Let’s say you tell Alex the number 11 and Bo the number 15. This means that Alex knows your number *x* satisfies *x *≡ 11 mod 13 and Bo knows *x* satisfies *x *≡ 15 mod 17. Neither of these congruences alone is enough to specify your secret number, but together they form the system

*x *≡ 11 mod 13

*x *≡ 15 mod 17

and the Chinese remainder theorem guarantees that this system has a unique solution less than 13 × 17 = 221. Working together, Alex and Bo can figure out your number is 219.

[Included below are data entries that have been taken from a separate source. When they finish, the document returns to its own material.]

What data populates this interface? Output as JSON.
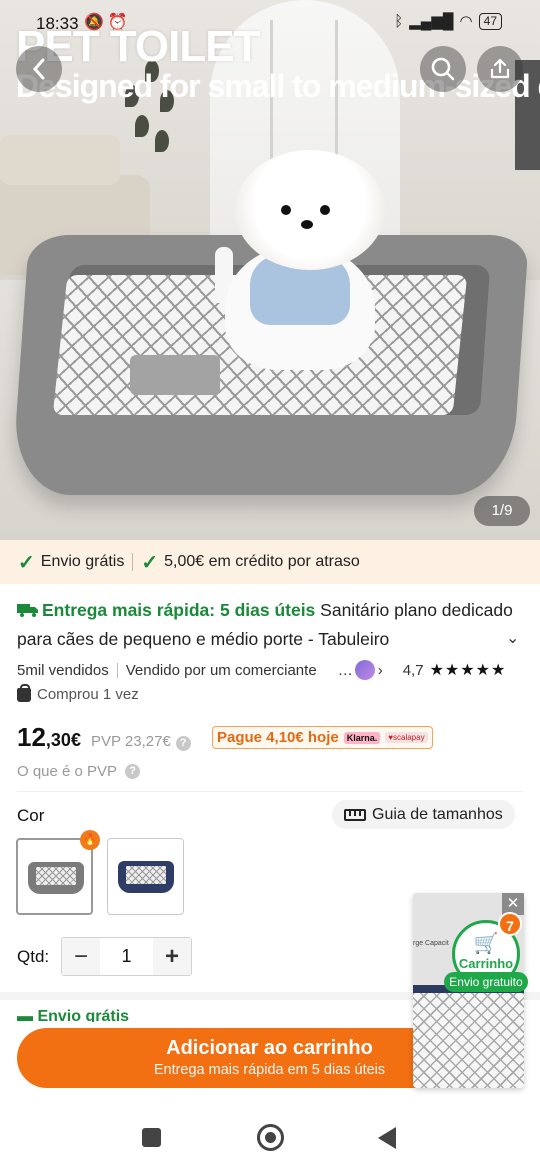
{
  "status_bar": {
    "time": "18:33",
    "battery": "47"
  },
  "hero": {
    "overlay_title": "PET TOILET",
    "overlay_subtitle": "Designed for small to medium-sized dogs",
    "image_counter": "1/9"
  },
  "shipping_banner": {
    "free_shipping": "Envio grátis",
    "delay_credit": "5,00€ em crédito por atraso"
  },
  "product": {
    "fast_delivery": "Entrega mais rápida: 5 dias úteis",
    "title": "Sanitário plano dedicado para cães de pequeno e médio porte - Tabuleiro",
    "sold_count": "5mil vendidos",
    "seller": "Vendido por um comerciante",
    "rating": "4,7",
    "rating_stars": 4.7,
    "bought": "Comprou 1 vez",
    "price_int": "12",
    "price_dec": ",30€",
    "pvp": "PVP 23,27€",
    "pay_today": "Pague 4,10€ hoje",
    "klarna": "Klarna.",
    "scalapay": "♥scalapay",
    "pvp_help": "O que é o PVP"
  },
  "options": {
    "color_label": "Cor",
    "size_guide": "Guia de tamanhos",
    "swatches": [
      {
        "color": "#7b7b7b",
        "selected": true
      },
      {
        "color": "#2f3d66",
        "selected": false
      }
    ],
    "qty_label": "Qtd:",
    "qty_value": "1"
  },
  "peek_text": "Envio grátis",
  "cta": {
    "main": "Adicionar ao carrinho",
    "sub": "Entrega mais rápida em 5 dias úteis"
  },
  "floating_cart": {
    "label": "Carrinho",
    "count": "7",
    "free_shipping": "Envio gratuito",
    "video_text": "rge Capacit"
  },
  "colors": {
    "accent": "#f26f12",
    "green": "#1a8a3a",
    "banner_bg": "#fdf1e3"
  }
}
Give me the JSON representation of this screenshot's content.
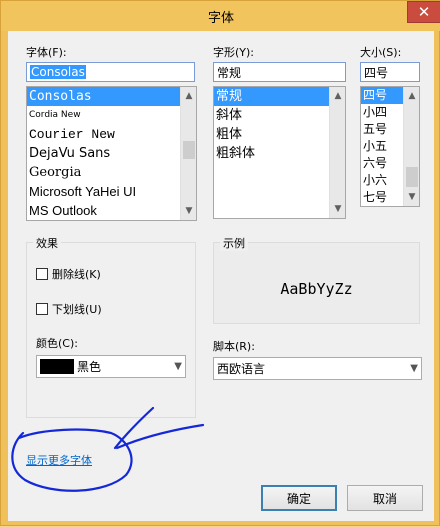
{
  "window": {
    "title": "字体",
    "close_glyph": "✕"
  },
  "font": {
    "label": "字体(F):",
    "value": "Consolas",
    "items": [
      "Consolas",
      "Cordia New",
      "Courier New",
      "DejaVu Sans",
      "Georgia",
      "Microsoft YaHei UI",
      "MS Outlook"
    ],
    "selected": "Consolas"
  },
  "style": {
    "label": "字形(Y):",
    "value": "常规",
    "items": [
      "常规",
      "斜体",
      "粗体",
      "粗斜体"
    ],
    "selected": "常规"
  },
  "size": {
    "label": "大小(S):",
    "value": "四号",
    "items": [
      "四号",
      "小四",
      "五号",
      "小五",
      "六号",
      "小六",
      "七号"
    ],
    "selected": "四号"
  },
  "effects": {
    "title": "效果",
    "strikeout_label": "删除线(K)",
    "underline_label": "下划线(U)",
    "color_label": "颜色(C):",
    "color_value": "黑色",
    "color_hex": "#000000"
  },
  "sample": {
    "title": "示例",
    "text": "AaBbYyZz"
  },
  "script": {
    "label": "脚本(R):",
    "value": "西欧语言"
  },
  "more_fonts_link": "显示更多字体",
  "buttons": {
    "ok": "确定",
    "cancel": "取消"
  },
  "colors": {
    "title_bar": "#f2c45d",
    "selection": "#3399ff",
    "close": "#c94c3f",
    "link": "#0066cc",
    "annotation_ink": "#1428d8"
  }
}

You probably won’t need the Chinese remainder theorem to plan your next picnic, but in case you need to distribute access to information among your friends or secretly share troop strength with your generals, make sure this extension of least common multiples is on your list.

## Exercises

1. Explain why this system of congruences has no solution:

*x* ≡ 1 mod 4

*x* ≡ 0 mod 6

Why doesn’t this violate the Chinese remainder theorem?

2. In solving the hot dog problem

*x* ≡ 1 mod 5

*x* ≡ 2 mod 8

we used the fact that (-3) × 5 + 2 × 8 = 1. It’s also true that 13 × 5 + (-8) × 8 = 1. What would have happened if we had used this integer combination of 1 instead?

3. Consider this system of congruences:

*x* ≡ 1 mod 3

*x* ≡ 2 mod 4

Find three positive solutions to this system. All of these numbers have the same remainder mod 12. What is it?

4. Use the result of exercise 3 to solve this system of congruences:

*x* ≡ 1 mod 3

*x* ≡ 2 mod 4

*x* ≡ 3 mod 5

Click for Answer 1:

Click for Answer 2:

Click for Answer 3:

Click for Answer 4: